Hacker Challenge 2010 Details

The 2010 Hacker Challenge begins on October 27, 2010, and ends November 10, 2010.  During this two week period, participants will work at their own pace to solve the challenges. If you’re interested in participating in the 2010 Hacker Challenge, you must sign up before October 25, 2010.

Teams of up to 6 members are allowed, including one person teams.

The Hacker Challenge is comprised of two parts – a written portion and a hands-on portion. The written portion involves a series of questions that will test a participant’s knowledge of technology and security topics. The hands-on portion will test the participant’s security knowledge through the use of tools during practical exercises. Some challenges will be easier than others. For a few examples see the sample Hacker Challenge questions below.

This is a friendly competition, and does not involve the use of any malicious software. There are also strict rules on cheating, and what is considered cheating. Any team caught cheating will be disqualified, and it will be publicized on the Hacker Challenge blog.

Sample Hacker Challenge Questions

Below are a few of the questions you might find in the Hacker Challenge competition. These questions were taken from the 2009 Hacker Challenge. Remember this contest is for beginner to intermediate level security enthusiasts.

1) Download and crack the passwords found at this link.

2) You perform a banner grab against a customer’s web server and get the following response. What does it mean?

GET / JUNK/1.0
HTTP/1.1 200 OK
Date: Sun, 15 Jun 2003 17:17:47 GMT
Server: Apache/1.3.23
Last-Modified: Thu, 27 Feb 2003 03:48:19 GMT
ETag: "32417-c4-3e5d8a83"
Accept-Ranges: bytes
Content-Length: 196
Connection: close
Content-Type: text/html

3) Download the packet capture in the below link and look at the device with the MAC address of 00:12:0E:6F:B4:4B. What is this device, and what do you think it’s doing during the time period traffic was captured?

4) Watch Hak5 episodes 1 and 3 from season 4 and pay attention to the sections dealing with the “WiFi Pineapple.” Discuss how the WiFi Pineapple is able to masquerade as a “trusted” AP and suggest at least one way that a user can tell this type of attack is occurring.

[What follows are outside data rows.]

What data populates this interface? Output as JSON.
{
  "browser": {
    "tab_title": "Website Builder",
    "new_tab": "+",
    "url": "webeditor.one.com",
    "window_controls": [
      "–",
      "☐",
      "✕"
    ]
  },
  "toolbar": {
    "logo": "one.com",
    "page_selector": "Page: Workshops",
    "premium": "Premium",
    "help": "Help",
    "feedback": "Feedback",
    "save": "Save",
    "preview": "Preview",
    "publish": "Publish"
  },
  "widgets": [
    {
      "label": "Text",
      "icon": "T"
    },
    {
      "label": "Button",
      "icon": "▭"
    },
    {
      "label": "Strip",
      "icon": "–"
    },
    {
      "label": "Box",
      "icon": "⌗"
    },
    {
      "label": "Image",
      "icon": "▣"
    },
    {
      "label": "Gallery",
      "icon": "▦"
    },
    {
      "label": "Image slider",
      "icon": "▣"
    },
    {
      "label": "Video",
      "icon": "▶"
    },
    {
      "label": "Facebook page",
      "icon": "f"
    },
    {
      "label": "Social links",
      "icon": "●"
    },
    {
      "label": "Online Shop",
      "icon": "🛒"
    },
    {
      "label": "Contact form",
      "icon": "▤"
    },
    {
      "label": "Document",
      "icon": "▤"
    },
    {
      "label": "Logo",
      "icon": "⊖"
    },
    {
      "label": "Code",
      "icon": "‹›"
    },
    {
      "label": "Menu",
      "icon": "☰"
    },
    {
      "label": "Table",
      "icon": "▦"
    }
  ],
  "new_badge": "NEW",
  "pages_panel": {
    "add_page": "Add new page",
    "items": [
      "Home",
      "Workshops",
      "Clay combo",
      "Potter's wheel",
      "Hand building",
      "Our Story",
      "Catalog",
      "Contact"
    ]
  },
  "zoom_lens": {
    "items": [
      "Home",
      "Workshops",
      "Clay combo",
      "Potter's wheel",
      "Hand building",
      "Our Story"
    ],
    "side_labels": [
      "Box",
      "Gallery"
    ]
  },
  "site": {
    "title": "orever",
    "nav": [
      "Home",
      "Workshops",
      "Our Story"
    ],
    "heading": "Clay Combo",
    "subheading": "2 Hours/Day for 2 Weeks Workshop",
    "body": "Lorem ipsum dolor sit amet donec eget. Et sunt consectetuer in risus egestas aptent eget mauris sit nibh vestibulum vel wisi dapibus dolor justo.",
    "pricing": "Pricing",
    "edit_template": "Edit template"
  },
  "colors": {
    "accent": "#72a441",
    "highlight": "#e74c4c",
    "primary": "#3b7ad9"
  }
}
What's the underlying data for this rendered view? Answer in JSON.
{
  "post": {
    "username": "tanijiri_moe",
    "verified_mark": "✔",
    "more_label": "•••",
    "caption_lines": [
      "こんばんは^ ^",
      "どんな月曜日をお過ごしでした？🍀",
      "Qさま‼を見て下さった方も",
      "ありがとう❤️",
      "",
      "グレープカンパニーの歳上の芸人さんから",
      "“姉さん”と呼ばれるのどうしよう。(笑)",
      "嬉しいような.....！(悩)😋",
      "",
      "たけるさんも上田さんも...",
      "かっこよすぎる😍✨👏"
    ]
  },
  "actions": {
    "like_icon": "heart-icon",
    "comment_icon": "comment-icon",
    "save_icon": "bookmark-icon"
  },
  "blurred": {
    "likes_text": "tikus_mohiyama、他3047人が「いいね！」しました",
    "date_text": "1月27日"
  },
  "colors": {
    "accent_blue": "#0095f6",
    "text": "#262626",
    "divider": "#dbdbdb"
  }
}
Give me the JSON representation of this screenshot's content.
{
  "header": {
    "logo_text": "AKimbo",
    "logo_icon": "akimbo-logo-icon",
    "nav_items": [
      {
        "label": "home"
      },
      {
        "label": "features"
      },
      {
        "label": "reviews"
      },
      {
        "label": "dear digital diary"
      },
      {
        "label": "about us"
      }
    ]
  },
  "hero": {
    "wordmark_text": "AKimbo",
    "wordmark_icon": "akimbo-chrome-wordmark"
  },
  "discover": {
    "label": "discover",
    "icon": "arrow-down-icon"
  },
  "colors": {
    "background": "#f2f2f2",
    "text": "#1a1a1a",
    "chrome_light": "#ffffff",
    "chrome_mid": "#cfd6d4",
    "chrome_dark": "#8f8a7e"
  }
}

5) Dig through the below captured packet and state the following things: (a) What browser is being employed? (b) What application on the browser will be used? (c) What OS is being used? (d) What device did this packet come from?

0000    00 04  5a f2  25 d8  00 12  0e  6f b4  4b  08  00   45  00
0010    00 de  a2 ab  40 00  40 06  b5  3d ac  14  14  05   4a  dc
0020    d7 3b  05 f9  00 50  c5 5f  13  be 38  8e  eb  66   50  18
0030    0b 68  c9 47  00 00  47 45  54  20 2f  63  68  75   6d  62
0040    79 5f  76 69  64 65  6f 73  2f  62 61  6c  6c  73   2e  66
0050    6c 76  20 48  54 54  50 2f  31  2e 31  0d  0a  48   6f  73
0060    74 3a  20 72  62 65  6c 6f  74  74 65  2e  6e  65   74  0d
0070    0a 41  63 63  65 70  74 3a  20  2a 2f  2a  0d  0a   55  73
0080    65 72  2d 41  67 65  6e 74  3a  20 4d  6f  7a  69   6c  6c
0090    61 2f  35 2e  30 20  28 63  6f  6d 70  61  74  69   62  6c
00a0    65 3b  20 55  3b 20  43 68  75  6d 62  79  3b  20   4c  69
00b0    6e 75  78 29  20 46  6c 61  73  68 20  4c  69  74   65  20
00c0    33 2e  30 2e  34 0d  0a 50  72  61 67  6d  61  3a   20  43
00d0    68 75  6d 62  79 0d  0a 43  6f  6e 6e  65  63  74   69  6f
00e0    6e 3a  20 63  6c 6f  73 65  0d  0a 0d  0a

For more information on Hacker Challenge 2010, visit the official website.

Coming Soon: The Advanced Hacker Challenge

If you are a security professional in the advanced category, don’t lose hope. In late 2011 an advanced Hacker Challenge will be introduced, and it will be completely different from the basic/intermediate version. The new advanced version will be almost completely hands-on. The advanced version write-ups will require a deeper understanding of security concepts, and the targets will be a bit of a challenge. And FYI, some of the advanced challenges will require participants to sign a “release of liability” form.

Categories
Archives